Modern-day battle lines were drawn up at Culloden this weekend over renewed plans for a holiday village and restaurant.
A £1 million proposal for four-star holiday lodges and a restaurant at TreeTops Stables, Faebuie, on Culloden Moor, was rejected by Highland Council in May.
Almost 100 objections had been lodged by campaigners who believe the chosen site is part of the historic battlefield and must be protected at all costs.
But now a new pre-planning proposal of application notice (PAN) has now been lodged by developer Inverness Paving and architects HRI Munro.
They hosted an open-day exhibition on Saturday at the site to outline their renewed plans, with members of the campaign group Stop Development at Culloden among those present.

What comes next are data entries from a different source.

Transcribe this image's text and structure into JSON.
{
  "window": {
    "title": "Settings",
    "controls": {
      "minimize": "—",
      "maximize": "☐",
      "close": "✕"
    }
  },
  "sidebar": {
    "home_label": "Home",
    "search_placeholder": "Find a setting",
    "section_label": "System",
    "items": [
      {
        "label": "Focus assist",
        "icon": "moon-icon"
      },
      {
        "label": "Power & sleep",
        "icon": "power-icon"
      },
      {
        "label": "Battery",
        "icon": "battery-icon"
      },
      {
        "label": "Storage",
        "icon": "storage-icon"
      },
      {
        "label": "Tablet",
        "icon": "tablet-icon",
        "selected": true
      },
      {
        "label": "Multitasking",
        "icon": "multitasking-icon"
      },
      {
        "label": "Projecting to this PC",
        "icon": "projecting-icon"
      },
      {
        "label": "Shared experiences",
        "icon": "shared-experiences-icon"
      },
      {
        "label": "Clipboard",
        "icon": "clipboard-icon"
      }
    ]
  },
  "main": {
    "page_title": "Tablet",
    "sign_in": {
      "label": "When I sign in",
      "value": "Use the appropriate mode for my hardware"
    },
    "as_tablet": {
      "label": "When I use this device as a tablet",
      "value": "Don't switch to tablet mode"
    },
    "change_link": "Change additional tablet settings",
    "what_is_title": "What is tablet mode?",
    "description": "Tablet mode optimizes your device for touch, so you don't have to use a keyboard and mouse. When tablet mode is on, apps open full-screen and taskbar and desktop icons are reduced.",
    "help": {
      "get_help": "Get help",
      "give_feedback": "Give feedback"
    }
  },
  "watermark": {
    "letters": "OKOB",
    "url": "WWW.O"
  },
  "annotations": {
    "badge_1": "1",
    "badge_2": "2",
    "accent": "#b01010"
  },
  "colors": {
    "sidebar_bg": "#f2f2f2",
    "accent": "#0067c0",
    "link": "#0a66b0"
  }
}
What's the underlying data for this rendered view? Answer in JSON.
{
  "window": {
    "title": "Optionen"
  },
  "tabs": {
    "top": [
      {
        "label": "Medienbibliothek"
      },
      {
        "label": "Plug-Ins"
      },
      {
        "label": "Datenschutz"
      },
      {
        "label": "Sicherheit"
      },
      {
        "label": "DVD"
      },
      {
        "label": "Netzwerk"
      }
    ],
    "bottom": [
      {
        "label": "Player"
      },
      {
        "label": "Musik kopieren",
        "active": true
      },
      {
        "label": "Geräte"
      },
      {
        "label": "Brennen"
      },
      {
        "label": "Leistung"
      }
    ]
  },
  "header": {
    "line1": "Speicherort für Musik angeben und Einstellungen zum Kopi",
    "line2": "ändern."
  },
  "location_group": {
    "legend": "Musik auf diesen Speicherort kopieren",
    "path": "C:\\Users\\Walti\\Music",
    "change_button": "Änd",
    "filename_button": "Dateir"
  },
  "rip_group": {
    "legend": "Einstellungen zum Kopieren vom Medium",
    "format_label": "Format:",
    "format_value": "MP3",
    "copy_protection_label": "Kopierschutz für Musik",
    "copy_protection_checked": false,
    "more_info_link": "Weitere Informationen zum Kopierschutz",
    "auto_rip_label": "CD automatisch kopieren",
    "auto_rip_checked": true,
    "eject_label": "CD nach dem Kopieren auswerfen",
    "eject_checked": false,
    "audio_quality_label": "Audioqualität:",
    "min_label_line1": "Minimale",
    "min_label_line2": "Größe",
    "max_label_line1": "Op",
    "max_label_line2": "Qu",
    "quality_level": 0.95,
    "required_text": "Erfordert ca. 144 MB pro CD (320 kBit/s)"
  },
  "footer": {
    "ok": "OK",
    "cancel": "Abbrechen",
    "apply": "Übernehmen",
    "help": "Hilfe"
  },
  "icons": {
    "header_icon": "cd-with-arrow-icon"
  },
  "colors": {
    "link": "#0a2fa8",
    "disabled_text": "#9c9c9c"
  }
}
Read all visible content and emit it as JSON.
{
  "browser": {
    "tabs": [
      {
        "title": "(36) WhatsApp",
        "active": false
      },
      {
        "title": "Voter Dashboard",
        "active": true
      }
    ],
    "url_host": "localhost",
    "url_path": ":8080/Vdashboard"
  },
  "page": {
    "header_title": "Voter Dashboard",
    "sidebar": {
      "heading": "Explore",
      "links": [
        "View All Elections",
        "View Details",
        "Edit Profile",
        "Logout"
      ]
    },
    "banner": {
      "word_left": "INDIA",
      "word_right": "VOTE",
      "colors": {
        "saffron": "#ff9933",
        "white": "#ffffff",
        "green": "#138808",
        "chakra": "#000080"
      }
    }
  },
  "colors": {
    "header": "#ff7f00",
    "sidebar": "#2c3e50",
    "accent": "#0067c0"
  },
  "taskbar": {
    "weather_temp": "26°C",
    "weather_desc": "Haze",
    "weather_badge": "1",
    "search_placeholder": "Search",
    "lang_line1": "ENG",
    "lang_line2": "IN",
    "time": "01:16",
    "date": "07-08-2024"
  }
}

Discussions and exchanges took place between the parties – and there was surprise involvement from the former manager of the National Trust of Scotland Culloden Visitor Centre, Andrew Mackenzie, who spoke with Louise MacDonald of Inverness Paving and the architect.
The talks were described as “amicable”, but the campaigners said the point was made that the proposed development was on land which formed part of the 1746 battle.
The location is reputedly where the government troops “saddled up” before going into battle against the Jacobite army supporting Bonnie Prince Charlie’s claim to the throne.
George Kempik, of Stop Development at Culloden, said: “We will do everything we can to stop this going ahead yet again.
“Anything inside the inventory of the battlefield is a no-go area to us.
“It was fantastic having Andrew Mackenzie there explaining how the battlefield extends far further than the actual visitor centre site.
“The conversations were friendly and amicable, but both parties were able to make their own points.”
Attempts were made to speak to the developers, but in a statement on their Facebook page they said: “Inverness Paving Ltd indicated their intention to submit a new planning application next year to convert the former Treetops Stables at Faebuie, Culloden Moor, into a fully-integrated leisure destination, inside the recognised battlefield boundary and just a short distance from the relatively small NTS managed enclosure.”
Councillor Ken Gowans said: “This development will be inside the conservation area and its impact on the greater historic battlefield area will need to be very carefully considered.
“The detail of how this may differ from the previous application which was refused is not clear at this stage.
“Clearly, any proposed development in the vicinity of Culloden Battlefield will be of great interest locally, nationally and internationally.
“Its impact, not only in Scotland but globally, must not be understated.”
Highland Council planning officers had refused the original plans, primarily given the holiday park’s impact on surrounding woodland and the natural environment, and cited both the Highland-wide development plan and the Culloden Muir Conservation Area.